» What you will do: Copy out the records that appear below, exactly as each one reads.

════

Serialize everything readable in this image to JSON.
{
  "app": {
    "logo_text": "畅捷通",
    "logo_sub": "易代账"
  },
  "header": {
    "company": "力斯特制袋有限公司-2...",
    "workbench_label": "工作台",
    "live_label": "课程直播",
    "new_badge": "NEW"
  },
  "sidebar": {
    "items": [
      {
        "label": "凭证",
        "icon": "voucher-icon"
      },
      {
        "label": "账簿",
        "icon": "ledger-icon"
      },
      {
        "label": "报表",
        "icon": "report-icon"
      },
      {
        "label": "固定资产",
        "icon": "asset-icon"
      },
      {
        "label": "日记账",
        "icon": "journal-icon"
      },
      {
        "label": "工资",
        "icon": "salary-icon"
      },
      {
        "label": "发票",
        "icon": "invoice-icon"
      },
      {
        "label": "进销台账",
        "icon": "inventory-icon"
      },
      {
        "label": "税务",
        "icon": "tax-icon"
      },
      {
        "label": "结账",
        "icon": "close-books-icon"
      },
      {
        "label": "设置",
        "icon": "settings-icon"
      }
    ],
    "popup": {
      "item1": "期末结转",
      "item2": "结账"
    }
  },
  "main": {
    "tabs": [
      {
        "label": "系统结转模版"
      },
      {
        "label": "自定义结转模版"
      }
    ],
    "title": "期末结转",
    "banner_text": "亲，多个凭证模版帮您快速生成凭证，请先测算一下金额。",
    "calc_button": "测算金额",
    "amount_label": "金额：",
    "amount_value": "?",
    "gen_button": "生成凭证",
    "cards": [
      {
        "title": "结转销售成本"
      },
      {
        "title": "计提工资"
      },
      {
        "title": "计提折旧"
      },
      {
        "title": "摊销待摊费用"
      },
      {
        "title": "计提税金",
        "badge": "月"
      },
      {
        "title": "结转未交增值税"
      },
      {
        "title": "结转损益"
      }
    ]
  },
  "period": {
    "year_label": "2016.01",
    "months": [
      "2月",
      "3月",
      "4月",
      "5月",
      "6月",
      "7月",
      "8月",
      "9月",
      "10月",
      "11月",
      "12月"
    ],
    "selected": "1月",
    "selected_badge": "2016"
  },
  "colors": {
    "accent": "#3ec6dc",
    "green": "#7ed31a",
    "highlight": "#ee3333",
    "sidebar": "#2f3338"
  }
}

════

» Exercise result:
Serialize everything readable in this image to JSON.
{
  "app": {
    "logo_text": "畅捷通",
    "logo_sub": "易代账"
  },
  "header": {
    "company": "力斯特制袋有限公司-2...",
    "workbench_label": "工作台",
    "live_label": "课程直播",
    "new_badge": "NEW"
  },
  "sidebar": {
    "items": [
      {
        "label": "凭证",
        "icon": "voucher-icon"
      },
      {
        "label": "账簿",
        "icon": "ledger-icon"
      },
      {
        "label": "报表",
        "icon": "report-icon"
      },
      {
        "label": "固定资产",
        "icon": "asset-icon"
      },
      {
        "label": "日记账",
        "icon": "journal-icon"
      },
      {
        "label": "工资",
        "icon": "salary-icon"
      },
      {
        "label": "发票",
        "icon": "invoice-icon"
      },
      {
        "label": "进销台账",
        "icon": "inventory-icon"
      },
      {
        "label": "税务",
        "icon": "tax-icon"
      },
      {
        "label": "结账",
        "icon": "close-books-icon"
      },
      {
        "label": "设置",
        "icon": "settings-icon"
      }
    ],
    "popup": {
      "item1": "期末结转",
      "item2": "结账"
    }
  },
  "main": {
    "tabs": [
      {
        "label": "系统结转模版"
      },
      {
        "label": "自定义结转模版"
      }
    ],
    "title": "期末结转",
    "banner_text": "亲，多个凭证模版帮您快速生成凭证，请先测算一下金额。",
    "calc_button": "测算金额",
    "amount_label": "金额：",
    "amount_value": "?",
    "gen_button": "生成凭证",
    "cards": [
      {
        "title": "结转销售成本"
      },
      {
        "title": "计提工资"
      },
      {
        "title": "计提折旧"
      },
      {
        "title": "摊销待摊费用"
      },
      {
        "title": "计提税金",
        "badge": "月"
      },
      {
        "title": "结转未交增值税"
      },
      {
        "title": "结转损益"
      }
    ]
  },
  "period": {
    "year_label": "2016.01",
    "months": [
      "2月",
      "3月",
      "4月",
      "5月",
      "6月",
      "7月",
      "8月",
      "9月",
      "10月",
      "11月",
      "12月"
    ],
    "selected": "1月",
    "selected_badge": "2016"
  },
  "colors": {
    "accent": "#3ec6dc",
    "green": "#7ed31a",
    "highlight": "#ee3333",
    "sidebar": "#2f3338"
  }
}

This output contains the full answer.